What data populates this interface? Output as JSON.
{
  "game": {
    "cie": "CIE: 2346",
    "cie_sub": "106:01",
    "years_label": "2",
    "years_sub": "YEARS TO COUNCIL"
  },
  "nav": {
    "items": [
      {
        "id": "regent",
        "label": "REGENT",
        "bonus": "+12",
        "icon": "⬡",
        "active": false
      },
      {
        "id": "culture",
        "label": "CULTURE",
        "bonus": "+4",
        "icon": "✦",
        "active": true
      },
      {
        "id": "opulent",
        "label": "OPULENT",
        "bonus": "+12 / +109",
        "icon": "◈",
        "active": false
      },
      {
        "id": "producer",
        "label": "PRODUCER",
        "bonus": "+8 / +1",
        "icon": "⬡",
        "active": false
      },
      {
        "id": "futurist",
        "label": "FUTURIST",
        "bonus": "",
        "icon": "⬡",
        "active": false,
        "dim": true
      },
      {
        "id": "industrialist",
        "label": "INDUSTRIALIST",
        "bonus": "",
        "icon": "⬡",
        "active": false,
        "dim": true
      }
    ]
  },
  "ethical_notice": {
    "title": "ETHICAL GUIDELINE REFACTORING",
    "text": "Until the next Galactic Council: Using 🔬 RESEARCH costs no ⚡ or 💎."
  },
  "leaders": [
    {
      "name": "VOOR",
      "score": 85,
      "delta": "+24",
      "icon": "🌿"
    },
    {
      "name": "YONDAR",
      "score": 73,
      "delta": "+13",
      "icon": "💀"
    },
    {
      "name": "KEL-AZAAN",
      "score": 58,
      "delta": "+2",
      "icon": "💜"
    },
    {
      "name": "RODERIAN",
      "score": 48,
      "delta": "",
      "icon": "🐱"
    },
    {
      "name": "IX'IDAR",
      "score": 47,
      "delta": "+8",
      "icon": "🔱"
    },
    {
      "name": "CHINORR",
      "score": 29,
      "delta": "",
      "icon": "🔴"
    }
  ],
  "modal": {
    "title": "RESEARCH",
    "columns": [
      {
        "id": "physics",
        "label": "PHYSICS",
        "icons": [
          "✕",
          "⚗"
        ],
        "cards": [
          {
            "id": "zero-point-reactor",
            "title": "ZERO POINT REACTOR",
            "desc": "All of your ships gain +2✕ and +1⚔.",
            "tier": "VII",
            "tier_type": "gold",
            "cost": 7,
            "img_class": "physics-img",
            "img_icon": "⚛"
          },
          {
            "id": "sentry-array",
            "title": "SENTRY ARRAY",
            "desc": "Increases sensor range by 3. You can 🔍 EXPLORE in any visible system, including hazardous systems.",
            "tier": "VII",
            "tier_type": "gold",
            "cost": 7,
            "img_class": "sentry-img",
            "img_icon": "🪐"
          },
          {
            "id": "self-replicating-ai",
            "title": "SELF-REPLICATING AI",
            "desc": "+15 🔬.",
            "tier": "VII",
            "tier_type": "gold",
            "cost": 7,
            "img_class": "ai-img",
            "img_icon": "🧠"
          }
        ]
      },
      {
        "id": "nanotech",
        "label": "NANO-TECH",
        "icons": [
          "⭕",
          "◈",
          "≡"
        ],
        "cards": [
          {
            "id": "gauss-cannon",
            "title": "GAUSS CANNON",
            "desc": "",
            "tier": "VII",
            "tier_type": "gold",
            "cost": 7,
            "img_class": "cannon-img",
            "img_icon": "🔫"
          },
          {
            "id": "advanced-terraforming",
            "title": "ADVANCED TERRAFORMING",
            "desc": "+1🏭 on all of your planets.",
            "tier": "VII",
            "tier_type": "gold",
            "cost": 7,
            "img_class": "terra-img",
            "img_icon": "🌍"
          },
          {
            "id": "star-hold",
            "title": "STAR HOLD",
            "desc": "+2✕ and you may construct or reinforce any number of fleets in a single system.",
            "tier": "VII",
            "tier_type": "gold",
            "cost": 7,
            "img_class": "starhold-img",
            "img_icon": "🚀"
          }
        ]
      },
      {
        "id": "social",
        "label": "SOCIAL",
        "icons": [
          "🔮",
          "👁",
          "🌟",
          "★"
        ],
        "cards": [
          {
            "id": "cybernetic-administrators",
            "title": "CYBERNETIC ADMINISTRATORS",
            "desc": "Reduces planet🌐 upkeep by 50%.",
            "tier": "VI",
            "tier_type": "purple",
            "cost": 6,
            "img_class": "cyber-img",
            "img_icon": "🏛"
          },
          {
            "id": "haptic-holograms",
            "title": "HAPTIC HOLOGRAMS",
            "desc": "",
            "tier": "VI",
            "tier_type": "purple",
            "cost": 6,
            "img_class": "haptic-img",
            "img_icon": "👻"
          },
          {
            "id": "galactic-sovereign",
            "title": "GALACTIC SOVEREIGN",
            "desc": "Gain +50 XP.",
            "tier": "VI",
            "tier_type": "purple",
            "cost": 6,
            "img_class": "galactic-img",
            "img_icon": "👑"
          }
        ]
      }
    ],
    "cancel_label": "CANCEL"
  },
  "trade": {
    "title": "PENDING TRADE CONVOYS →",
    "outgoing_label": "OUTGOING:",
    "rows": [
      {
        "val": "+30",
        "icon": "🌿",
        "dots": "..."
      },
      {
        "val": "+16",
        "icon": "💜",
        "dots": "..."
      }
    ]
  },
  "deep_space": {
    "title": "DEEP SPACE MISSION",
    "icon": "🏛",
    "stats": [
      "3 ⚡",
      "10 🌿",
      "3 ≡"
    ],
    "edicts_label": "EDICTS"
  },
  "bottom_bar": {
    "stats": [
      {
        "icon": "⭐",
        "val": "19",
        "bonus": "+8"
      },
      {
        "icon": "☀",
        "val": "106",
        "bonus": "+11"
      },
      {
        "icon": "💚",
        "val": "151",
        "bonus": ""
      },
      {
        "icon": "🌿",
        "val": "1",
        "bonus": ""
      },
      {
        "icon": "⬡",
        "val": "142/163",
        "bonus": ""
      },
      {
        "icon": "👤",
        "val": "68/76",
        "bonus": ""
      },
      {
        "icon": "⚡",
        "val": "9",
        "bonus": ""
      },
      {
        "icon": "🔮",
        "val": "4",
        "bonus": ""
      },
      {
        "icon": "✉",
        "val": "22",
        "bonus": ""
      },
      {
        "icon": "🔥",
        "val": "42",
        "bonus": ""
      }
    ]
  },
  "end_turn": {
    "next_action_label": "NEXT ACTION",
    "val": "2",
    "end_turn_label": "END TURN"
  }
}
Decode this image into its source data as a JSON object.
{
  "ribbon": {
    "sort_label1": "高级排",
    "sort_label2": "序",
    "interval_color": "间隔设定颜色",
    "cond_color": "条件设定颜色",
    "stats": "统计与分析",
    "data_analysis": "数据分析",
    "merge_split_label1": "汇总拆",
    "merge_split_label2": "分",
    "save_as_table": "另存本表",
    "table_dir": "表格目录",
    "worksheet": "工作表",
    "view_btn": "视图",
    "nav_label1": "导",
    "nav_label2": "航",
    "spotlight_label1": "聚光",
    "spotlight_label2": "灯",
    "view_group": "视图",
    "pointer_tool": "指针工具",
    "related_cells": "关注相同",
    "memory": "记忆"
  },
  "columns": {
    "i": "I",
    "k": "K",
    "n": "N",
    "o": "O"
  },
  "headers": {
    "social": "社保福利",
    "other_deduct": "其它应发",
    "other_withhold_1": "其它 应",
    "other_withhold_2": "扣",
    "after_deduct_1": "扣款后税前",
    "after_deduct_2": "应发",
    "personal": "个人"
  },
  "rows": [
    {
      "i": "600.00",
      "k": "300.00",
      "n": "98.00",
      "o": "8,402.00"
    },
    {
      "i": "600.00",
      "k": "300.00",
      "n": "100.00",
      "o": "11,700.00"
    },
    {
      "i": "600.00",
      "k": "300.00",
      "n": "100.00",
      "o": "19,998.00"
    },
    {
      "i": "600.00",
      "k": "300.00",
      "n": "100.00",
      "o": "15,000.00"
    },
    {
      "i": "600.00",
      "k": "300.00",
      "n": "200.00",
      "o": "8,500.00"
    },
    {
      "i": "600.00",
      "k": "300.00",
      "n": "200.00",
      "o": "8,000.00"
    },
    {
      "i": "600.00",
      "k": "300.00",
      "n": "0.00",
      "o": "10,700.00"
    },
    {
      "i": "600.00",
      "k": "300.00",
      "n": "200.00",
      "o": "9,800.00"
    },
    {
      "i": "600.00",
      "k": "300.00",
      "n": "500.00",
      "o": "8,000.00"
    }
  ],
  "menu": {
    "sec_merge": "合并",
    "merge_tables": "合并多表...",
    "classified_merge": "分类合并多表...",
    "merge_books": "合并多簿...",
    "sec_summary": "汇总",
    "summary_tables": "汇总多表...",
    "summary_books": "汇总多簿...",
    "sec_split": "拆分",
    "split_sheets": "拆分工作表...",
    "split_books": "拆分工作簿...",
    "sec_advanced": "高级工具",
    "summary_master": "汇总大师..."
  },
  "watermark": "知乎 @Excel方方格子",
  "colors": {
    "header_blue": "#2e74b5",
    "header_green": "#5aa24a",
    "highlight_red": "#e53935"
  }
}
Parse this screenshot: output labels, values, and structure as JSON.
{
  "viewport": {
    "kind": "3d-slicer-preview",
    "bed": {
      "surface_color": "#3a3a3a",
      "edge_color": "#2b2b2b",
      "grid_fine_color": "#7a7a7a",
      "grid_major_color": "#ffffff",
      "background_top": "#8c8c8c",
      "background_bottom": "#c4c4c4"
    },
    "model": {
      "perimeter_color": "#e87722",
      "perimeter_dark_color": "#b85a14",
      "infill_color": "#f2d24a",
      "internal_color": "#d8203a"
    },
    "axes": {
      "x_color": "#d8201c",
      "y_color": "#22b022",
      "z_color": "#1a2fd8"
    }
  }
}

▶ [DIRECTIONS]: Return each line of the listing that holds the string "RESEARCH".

▶ [SOLUTION TO THIS TASK]:
    "text": "Until the next Galactic Council: Using 🔬 RESEARCH costs no ⚡ or 💎."
    "title": "RESEARCH",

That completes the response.